STEP 5: Keep repeating step 4 (front-to-front, sew right edge) until you have a full line of fabric squares:
STEP 6: Roll it up and stick a label on it so you know which line it is on your map. Not vital, but it'll save you a lot of time and brainpower later.
STEP 7: Do the above steps for each line in your quilt-map.
STEP 8: Take line 1 and line 2 and lay them face-up on the floor. Flip line 2 over so it's facedown on line 1, and sew the bottom edge. I forgot to take a photo of this step, but it's probably fairly intuitive. If it makes your fabric squares start to look like a real patchwork quilt, you did it right! (If this makes no sense at all, do a Pinterest search, and godspeed.)
STEP 9: Once you have the full patchwork portion of the quilt sewn together, you can cut your trim pieces. First, you'll need two pieces that are 6" wide (or whatever looks good to you) x (the length of your quilt).
STEP 10: Lay the trim facedown against the left edge of your patchwork, and sew the left edge. Then do the same thing on the right side of your patchwork, sewing the right edge. For reasons unknown, I took three photos of this step.

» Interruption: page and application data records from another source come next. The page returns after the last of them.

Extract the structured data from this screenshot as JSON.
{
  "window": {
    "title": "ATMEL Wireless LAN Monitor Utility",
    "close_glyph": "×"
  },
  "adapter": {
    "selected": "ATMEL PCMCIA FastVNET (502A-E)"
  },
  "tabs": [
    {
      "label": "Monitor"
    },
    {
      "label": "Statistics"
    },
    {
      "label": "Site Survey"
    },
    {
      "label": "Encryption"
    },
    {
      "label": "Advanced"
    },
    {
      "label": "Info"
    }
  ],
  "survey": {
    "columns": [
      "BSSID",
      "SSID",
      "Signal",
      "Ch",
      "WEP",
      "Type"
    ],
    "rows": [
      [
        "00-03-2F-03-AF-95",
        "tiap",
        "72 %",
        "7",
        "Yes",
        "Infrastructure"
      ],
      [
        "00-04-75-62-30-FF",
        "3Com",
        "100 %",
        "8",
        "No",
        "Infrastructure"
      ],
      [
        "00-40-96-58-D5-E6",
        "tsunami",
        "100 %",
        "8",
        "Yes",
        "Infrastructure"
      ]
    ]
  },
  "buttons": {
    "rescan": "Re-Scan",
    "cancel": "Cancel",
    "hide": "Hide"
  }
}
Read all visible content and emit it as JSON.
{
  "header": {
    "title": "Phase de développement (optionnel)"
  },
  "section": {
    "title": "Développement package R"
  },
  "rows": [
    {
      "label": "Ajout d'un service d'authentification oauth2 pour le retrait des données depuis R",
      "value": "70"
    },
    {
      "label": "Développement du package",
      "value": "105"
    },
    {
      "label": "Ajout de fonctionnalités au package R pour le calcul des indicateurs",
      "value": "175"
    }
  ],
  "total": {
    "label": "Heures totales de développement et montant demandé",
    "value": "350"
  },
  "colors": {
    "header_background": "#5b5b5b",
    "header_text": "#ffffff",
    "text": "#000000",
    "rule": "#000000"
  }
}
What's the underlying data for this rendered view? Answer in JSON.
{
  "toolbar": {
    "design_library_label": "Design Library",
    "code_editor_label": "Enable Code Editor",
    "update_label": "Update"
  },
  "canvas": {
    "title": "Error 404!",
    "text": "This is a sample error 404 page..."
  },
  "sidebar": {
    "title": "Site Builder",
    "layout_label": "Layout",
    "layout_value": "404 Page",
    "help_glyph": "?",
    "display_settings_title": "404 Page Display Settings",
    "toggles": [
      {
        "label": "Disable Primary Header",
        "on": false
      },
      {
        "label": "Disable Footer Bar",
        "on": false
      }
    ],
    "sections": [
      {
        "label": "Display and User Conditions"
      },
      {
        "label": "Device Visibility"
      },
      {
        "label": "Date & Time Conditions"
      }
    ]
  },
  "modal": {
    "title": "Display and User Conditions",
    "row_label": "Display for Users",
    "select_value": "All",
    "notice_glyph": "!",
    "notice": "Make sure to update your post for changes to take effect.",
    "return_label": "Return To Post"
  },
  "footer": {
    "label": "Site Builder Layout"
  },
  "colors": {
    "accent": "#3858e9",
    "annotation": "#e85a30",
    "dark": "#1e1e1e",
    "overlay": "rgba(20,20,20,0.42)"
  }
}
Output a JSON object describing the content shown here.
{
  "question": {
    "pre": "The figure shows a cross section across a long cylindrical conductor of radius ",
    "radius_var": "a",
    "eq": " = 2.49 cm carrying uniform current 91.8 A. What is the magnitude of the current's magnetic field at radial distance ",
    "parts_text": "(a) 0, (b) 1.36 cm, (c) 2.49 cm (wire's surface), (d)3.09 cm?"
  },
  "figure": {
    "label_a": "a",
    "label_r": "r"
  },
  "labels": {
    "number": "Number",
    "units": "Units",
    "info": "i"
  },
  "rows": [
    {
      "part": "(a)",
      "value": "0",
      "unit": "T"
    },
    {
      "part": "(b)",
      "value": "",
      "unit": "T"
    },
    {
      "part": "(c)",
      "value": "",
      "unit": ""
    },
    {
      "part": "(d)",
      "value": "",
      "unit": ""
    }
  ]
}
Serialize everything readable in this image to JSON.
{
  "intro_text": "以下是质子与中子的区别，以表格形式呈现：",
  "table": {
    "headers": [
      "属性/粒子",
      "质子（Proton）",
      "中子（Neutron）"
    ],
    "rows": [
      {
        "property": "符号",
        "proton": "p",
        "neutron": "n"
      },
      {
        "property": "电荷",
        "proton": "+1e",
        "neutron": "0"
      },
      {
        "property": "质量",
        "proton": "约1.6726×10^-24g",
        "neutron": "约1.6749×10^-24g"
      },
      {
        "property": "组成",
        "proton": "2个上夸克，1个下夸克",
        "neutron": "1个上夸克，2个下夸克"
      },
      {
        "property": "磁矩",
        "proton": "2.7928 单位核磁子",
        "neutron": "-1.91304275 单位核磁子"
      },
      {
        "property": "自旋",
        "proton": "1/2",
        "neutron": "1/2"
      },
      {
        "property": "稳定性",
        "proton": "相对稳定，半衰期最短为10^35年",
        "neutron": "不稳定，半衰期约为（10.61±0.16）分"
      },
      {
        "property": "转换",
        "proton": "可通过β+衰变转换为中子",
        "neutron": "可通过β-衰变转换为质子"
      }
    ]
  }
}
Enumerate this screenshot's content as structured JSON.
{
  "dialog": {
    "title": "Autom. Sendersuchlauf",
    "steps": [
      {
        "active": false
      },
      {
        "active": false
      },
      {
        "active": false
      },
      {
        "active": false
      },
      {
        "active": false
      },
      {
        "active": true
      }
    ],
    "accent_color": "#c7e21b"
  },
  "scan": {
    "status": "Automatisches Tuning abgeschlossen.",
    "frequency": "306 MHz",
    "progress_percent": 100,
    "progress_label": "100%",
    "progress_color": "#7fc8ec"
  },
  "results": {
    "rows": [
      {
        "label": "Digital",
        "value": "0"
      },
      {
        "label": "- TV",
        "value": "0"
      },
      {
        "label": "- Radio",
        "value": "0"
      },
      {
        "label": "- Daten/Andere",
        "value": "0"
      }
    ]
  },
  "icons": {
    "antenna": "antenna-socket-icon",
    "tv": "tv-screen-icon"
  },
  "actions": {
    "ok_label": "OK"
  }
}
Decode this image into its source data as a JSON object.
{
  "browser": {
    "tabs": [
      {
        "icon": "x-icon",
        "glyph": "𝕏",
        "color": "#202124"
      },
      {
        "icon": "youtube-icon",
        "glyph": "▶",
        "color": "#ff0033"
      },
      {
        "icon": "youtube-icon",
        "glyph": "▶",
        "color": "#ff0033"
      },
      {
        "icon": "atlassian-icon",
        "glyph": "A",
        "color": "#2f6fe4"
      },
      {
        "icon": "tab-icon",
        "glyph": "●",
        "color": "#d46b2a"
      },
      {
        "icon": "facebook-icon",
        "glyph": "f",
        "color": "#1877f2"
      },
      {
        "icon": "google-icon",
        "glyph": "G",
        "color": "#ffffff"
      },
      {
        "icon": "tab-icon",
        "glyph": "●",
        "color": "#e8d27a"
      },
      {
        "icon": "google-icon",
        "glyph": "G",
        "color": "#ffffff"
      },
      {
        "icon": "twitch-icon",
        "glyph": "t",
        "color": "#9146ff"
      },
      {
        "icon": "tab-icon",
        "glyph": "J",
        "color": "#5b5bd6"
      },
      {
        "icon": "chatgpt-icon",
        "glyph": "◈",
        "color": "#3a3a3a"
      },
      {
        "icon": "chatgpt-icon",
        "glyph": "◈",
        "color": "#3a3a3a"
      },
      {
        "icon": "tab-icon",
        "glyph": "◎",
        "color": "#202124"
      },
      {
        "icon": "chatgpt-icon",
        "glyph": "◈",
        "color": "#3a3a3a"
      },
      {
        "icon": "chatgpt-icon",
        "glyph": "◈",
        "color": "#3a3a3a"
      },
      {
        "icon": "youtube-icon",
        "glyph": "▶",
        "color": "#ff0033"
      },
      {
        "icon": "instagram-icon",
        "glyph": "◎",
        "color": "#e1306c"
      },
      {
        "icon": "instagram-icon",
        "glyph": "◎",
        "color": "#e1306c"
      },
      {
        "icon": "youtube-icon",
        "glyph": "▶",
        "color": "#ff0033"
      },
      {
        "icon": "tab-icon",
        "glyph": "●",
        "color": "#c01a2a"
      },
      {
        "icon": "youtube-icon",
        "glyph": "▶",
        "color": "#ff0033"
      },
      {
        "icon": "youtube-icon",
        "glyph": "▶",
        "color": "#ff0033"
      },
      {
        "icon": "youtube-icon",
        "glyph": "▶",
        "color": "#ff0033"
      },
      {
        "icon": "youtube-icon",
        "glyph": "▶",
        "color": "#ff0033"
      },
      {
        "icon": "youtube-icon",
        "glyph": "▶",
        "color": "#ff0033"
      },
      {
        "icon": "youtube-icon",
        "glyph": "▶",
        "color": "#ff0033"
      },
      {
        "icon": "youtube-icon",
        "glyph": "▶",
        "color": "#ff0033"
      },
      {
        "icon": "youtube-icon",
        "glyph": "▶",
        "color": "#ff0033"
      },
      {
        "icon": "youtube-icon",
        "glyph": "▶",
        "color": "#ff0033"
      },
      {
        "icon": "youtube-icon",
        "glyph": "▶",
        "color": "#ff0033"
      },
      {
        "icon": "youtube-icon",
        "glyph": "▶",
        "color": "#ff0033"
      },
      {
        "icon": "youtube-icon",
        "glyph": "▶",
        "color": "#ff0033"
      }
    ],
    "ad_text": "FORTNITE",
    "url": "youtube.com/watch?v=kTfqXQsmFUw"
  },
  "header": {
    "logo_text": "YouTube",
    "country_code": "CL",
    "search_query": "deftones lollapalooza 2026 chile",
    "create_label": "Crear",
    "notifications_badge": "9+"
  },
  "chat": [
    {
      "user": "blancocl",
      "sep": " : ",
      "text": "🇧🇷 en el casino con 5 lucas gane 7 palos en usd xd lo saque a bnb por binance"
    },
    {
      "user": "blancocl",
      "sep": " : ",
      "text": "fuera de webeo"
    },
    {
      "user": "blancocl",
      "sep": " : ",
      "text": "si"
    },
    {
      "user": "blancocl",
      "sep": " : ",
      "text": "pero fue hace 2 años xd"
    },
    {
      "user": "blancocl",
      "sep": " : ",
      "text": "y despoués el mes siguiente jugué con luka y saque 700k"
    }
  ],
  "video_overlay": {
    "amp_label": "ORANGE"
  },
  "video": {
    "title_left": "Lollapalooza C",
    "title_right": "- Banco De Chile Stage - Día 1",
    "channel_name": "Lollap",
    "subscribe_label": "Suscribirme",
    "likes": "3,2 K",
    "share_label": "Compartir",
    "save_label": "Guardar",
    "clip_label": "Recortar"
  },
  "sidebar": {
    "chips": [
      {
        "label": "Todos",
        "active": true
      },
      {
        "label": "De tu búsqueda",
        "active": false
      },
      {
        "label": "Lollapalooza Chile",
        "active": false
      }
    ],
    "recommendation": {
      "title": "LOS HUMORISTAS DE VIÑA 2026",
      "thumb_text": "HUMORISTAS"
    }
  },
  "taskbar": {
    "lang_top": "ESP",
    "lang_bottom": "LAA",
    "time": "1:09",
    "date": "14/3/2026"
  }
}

STEP 11: Cut another two pieces of trim -- this time, 6" wide x (the width of your quilt). It's important to save this cutting until now, so you know how wide your quilt is after the left and right trim pieces are added. Unless you're a master quilter and really good at measuring, in which case, why are you reading this tutorial? I told you I don't know what I'm doing!
STEP 12: Sew the trim on the top and bottom, the same way you did on the left and right. Now you have a finished front piece!
STEP 13: Cut the back piece of fabric to the same size as the front.
STEP 14: Go buy some batting. (If you already have batting, because you knew you'd need it way back in the title when I said the word "quilt," then you're a step ahead of me.) Cut the batting to the same size as the front and back of the quilt.
STEP 15: Make a quilt sandwich. Front side (face up), batting, back side (face down). Oh -- if you want to "sign" the quilt, now's the time to do it, before you close it up.
STEP 16: Pin the edges together. If you want to tack the quilt, you can do that now. Basically, just take embroidery thread, and at various points in the patchwork, loop the needle through all three layers of fabric and back, and tie it in place. This just keeps the binding from bunching up when you wash it. There are other, more complicated ways to do this, but I didn't try any of them.
STEP 17: Bind the edges. Okay, this step could probably use its own tutorial, but if you buy pre-made binding, it's actually fairly intuitive and easy. Ask the people at Joann's -- they're really nice. Just fold the binding under at the corners for clean edges.
...and there you go! A quilt you can brag about for generations to come. And a great way to rescue your favorite pajamas, baby clothes, old shirts, etc.